RECORDS FOR PROCESSING:
■ ■ ■ ■ ■ ■ ■

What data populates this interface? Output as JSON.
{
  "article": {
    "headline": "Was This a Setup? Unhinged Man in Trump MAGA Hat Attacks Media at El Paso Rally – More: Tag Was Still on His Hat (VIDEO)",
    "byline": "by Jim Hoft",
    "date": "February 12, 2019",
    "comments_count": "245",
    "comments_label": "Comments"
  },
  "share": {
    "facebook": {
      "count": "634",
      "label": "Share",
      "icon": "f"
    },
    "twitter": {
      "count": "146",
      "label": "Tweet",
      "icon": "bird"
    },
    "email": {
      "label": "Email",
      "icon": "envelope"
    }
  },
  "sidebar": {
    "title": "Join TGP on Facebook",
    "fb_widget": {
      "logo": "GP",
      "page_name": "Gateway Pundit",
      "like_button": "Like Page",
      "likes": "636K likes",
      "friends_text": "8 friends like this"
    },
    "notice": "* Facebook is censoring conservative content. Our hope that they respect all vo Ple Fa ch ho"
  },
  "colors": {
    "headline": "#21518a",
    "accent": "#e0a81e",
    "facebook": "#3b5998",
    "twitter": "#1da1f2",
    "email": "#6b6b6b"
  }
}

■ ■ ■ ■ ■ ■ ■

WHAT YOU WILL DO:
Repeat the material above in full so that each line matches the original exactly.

ANSWER FOR THE TASK:
What data populates this interface? Output as JSON.
{
  "article": {
    "headline": "Was This a Setup? Unhinged Man in Trump MAGA Hat Attacks Media at El Paso Rally – More: Tag Was Still on His Hat (VIDEO)",
    "byline": "by Jim Hoft",
    "date": "February 12, 2019",
    "comments_count": "245",
    "comments_label": "Comments"
  },
  "share": {
    "facebook": {
      "count": "634",
      "label": "Share",
      "icon": "f"
    },
    "twitter": {
      "count": "146",
      "label": "Tweet",
      "icon": "bird"
    },
    "email": {
      "label": "Email",
      "icon": "envelope"
    }
  },
  "sidebar": {
    "title": "Join TGP on Facebook",
    "fb_widget": {
      "logo": "GP",
      "page_name": "Gateway Pundit",
      "like_button": "Like Page",
      "likes": "636K likes",
      "friends_text": "8 friends like this"
    },
    "notice": "* Facebook is censoring conservative content. Our hope that they respect all vo Ple Fa ch ho"
  },
  "colors": {
    "headline": "#21518a",
    "accent": "#e0a81e",
    "facebook": "#3b5998",
    "twitter": "#1da1f2",
    "email": "#6b6b6b"
  }
}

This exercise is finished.